#### [Source records]
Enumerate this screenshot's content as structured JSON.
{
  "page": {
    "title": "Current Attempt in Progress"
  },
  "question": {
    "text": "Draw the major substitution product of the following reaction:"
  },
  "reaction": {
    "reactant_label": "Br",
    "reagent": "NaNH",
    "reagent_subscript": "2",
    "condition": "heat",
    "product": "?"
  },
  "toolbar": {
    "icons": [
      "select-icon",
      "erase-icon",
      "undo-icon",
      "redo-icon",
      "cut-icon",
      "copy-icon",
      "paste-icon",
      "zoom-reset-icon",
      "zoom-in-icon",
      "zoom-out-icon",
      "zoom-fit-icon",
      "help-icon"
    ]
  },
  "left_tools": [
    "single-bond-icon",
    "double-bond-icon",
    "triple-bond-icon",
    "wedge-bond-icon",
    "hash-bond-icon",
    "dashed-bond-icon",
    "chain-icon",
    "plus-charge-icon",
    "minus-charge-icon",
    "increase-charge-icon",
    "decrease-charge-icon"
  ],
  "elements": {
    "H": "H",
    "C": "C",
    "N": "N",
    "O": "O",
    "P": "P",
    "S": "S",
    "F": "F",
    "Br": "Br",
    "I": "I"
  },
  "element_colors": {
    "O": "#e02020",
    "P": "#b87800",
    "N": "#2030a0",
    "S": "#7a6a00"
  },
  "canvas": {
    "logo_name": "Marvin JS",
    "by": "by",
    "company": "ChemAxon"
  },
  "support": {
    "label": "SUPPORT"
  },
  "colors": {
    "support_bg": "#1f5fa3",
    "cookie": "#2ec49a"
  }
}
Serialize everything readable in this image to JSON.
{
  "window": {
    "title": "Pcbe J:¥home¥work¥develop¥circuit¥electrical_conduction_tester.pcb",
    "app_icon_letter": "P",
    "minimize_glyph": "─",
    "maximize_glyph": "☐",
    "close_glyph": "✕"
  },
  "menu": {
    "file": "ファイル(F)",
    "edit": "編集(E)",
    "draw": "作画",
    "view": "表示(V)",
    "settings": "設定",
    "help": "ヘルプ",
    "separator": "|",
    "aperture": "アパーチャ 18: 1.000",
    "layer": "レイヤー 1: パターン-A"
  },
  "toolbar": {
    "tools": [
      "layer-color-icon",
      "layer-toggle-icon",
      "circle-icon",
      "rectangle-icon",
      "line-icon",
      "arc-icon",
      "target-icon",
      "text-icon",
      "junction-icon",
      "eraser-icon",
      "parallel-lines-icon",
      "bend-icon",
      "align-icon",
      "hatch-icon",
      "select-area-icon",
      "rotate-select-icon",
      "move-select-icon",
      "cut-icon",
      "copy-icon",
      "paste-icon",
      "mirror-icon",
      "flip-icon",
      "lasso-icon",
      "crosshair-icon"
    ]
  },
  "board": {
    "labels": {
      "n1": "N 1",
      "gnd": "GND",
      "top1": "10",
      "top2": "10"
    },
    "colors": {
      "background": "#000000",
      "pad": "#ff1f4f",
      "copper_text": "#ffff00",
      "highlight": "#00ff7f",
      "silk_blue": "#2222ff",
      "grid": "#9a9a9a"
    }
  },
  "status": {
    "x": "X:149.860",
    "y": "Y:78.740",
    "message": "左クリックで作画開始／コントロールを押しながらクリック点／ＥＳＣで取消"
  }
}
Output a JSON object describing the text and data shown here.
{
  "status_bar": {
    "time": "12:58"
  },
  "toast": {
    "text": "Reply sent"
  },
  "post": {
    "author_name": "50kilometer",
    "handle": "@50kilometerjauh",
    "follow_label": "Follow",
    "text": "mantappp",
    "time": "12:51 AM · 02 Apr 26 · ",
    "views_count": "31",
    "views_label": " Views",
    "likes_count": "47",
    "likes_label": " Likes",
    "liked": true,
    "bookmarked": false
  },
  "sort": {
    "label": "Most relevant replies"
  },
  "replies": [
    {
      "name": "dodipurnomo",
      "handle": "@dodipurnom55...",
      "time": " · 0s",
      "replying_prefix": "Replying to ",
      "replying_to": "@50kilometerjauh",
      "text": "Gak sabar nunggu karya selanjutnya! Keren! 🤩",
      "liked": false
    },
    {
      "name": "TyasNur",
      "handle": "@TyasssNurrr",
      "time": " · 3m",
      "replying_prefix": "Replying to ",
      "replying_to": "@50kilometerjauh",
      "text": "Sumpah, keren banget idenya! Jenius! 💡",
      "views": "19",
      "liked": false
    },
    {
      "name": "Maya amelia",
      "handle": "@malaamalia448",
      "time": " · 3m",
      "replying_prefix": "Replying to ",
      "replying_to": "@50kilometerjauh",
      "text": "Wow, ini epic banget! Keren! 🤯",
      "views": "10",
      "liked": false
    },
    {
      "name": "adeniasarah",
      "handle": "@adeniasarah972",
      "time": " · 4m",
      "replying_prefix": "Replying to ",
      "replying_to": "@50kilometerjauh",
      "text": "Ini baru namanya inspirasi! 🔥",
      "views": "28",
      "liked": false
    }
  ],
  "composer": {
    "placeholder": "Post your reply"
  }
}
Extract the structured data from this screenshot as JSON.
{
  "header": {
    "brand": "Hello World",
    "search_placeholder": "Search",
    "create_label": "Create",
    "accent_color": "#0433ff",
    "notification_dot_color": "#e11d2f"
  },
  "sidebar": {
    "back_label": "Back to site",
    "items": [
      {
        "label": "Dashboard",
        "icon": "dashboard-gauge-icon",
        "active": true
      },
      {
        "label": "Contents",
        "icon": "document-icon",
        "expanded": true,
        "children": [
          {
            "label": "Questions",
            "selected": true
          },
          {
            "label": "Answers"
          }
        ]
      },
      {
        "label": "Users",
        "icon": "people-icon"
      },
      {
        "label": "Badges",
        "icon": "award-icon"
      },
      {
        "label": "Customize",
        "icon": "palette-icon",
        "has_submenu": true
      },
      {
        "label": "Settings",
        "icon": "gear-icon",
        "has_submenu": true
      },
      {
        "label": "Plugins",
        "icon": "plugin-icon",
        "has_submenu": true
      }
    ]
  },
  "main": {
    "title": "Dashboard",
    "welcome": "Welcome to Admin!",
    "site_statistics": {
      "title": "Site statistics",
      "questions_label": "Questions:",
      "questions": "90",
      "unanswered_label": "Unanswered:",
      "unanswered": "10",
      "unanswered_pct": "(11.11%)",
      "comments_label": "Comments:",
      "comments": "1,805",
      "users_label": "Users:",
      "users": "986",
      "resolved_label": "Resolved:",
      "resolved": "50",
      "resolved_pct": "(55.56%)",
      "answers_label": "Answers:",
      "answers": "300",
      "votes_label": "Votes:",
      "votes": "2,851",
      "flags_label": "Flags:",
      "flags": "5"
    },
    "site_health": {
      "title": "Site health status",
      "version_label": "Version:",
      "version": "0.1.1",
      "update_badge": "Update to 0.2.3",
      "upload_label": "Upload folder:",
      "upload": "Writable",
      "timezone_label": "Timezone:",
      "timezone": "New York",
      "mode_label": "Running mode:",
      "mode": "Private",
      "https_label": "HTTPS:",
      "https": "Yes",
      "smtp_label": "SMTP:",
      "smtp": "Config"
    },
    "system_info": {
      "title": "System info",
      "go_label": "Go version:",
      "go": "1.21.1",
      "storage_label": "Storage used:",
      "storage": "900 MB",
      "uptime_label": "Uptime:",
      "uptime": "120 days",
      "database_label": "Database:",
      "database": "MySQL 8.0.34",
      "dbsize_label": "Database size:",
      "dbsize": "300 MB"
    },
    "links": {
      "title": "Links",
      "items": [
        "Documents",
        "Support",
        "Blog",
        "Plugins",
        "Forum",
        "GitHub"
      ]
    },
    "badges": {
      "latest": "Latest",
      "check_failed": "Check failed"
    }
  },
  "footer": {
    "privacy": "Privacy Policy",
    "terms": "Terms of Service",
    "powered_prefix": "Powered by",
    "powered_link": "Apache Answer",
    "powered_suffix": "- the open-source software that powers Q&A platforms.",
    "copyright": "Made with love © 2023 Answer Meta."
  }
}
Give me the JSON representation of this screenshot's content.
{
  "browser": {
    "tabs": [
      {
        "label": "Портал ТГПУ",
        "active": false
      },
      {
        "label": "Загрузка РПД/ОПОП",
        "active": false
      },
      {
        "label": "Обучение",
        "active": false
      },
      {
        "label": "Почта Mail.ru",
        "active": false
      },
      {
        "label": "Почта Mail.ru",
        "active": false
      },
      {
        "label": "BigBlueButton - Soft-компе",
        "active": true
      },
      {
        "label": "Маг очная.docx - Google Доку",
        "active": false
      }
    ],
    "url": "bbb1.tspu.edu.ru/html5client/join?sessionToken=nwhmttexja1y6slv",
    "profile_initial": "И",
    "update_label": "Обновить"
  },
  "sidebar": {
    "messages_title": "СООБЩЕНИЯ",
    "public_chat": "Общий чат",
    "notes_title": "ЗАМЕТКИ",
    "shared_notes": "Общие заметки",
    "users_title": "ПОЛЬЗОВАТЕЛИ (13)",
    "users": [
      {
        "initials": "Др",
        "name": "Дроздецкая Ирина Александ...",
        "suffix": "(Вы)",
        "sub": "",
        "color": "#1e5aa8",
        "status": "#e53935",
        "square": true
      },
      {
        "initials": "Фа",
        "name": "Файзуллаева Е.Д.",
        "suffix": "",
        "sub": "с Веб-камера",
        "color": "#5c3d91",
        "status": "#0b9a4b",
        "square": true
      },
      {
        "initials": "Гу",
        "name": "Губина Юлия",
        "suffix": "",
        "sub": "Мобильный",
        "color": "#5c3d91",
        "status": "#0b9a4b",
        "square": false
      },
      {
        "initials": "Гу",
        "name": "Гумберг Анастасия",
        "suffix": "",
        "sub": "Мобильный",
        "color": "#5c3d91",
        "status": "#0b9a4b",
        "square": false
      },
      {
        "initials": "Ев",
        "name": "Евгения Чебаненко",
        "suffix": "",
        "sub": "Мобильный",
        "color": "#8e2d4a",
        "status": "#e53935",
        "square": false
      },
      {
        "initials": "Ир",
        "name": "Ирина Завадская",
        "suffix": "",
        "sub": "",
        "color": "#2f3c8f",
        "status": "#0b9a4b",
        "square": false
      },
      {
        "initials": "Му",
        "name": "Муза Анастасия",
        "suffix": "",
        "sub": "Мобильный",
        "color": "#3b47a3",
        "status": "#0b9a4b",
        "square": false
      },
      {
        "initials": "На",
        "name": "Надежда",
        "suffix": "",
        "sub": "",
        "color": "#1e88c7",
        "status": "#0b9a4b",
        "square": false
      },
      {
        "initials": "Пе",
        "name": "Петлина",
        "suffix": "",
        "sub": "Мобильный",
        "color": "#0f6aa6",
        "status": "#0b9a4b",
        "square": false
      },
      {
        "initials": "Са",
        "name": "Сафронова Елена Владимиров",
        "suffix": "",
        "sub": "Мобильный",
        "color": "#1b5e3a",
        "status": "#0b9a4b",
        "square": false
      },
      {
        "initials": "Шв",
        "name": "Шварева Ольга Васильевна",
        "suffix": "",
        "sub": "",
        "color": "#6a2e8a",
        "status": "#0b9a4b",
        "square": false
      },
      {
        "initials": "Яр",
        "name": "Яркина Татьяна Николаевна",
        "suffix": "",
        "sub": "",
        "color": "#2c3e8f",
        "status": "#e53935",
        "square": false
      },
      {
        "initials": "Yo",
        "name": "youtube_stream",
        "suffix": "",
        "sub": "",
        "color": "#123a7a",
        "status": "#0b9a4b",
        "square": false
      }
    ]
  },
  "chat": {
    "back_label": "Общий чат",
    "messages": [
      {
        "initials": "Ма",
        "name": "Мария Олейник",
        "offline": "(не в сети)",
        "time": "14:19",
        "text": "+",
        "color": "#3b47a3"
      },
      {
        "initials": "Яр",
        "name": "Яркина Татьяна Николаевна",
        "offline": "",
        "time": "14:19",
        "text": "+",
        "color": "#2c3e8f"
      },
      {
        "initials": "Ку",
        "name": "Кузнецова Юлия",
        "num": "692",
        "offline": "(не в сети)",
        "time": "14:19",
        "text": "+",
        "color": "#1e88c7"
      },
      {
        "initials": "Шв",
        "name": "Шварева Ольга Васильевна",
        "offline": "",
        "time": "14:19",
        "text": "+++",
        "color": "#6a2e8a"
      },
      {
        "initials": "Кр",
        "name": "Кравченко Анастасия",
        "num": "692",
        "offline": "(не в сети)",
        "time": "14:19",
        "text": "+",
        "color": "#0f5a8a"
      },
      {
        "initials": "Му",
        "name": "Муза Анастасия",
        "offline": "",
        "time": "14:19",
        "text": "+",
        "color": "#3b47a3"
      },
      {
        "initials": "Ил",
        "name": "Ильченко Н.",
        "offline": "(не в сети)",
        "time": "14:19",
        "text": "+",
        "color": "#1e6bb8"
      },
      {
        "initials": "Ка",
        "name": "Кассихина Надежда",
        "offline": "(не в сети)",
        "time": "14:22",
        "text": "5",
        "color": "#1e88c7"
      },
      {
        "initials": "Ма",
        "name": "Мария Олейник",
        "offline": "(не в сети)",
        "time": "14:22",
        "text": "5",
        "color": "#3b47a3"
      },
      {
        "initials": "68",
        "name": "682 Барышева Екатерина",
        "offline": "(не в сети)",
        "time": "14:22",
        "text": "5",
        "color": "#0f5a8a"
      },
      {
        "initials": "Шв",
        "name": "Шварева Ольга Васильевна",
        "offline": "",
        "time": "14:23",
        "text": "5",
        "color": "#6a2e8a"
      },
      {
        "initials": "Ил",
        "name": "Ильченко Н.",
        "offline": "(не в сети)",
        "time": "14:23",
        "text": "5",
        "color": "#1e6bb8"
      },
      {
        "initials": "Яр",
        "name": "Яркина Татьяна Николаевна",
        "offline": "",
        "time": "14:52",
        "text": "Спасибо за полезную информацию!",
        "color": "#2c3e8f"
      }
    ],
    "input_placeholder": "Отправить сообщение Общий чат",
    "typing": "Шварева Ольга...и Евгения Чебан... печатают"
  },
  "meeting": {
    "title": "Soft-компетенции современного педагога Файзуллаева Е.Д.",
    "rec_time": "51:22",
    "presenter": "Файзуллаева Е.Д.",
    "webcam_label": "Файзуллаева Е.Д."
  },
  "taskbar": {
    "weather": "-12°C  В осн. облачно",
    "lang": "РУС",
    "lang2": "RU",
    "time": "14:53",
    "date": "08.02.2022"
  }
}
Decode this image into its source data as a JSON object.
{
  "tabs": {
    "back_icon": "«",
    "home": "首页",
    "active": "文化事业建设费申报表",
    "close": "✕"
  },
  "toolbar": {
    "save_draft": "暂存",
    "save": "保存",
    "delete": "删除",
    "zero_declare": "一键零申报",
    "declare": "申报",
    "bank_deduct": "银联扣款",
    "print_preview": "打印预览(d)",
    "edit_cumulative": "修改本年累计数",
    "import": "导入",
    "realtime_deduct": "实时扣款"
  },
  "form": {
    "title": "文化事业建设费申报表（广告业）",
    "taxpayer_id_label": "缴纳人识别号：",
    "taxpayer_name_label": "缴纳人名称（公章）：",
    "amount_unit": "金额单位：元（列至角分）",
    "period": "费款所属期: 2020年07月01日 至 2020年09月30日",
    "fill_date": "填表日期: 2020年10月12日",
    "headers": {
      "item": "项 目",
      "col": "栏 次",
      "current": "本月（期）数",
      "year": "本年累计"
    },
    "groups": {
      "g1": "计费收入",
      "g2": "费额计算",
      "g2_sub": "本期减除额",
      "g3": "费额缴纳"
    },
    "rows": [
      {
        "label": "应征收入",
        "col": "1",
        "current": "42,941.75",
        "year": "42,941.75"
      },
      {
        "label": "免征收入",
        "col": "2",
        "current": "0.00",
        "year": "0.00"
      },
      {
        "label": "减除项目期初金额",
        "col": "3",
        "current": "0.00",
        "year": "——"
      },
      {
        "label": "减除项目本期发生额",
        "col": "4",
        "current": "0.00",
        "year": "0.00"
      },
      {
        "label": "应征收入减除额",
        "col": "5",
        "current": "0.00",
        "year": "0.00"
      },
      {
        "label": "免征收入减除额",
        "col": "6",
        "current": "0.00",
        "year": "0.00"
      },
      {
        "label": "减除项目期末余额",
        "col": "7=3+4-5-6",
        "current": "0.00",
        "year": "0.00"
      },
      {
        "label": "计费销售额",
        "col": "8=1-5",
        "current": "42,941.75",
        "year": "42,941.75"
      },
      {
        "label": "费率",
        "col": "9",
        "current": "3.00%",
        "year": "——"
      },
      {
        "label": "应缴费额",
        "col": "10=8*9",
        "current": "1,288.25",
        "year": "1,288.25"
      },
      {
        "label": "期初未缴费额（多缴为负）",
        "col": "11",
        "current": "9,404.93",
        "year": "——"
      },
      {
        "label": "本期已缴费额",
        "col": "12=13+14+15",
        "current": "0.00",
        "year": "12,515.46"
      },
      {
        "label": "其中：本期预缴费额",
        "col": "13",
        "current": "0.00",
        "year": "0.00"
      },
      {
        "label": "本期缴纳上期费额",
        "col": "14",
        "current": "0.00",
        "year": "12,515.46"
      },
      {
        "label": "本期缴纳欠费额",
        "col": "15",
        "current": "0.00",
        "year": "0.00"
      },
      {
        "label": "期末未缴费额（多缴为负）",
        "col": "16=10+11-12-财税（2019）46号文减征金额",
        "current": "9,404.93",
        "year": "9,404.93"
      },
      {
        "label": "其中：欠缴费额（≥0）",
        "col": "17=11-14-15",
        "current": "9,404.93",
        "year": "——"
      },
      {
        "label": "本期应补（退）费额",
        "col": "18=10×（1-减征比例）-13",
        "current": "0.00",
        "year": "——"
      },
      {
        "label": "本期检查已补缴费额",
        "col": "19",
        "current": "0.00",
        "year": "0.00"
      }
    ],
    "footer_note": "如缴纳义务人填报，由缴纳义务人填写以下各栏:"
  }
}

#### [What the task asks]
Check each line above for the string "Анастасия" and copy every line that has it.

#### [Output]
        "name": "Гумберг Анастасия",
        "name": "Муза Анастасия",
        "name": "Кравченко Анастасия",
        "name": "Муза Анастасия",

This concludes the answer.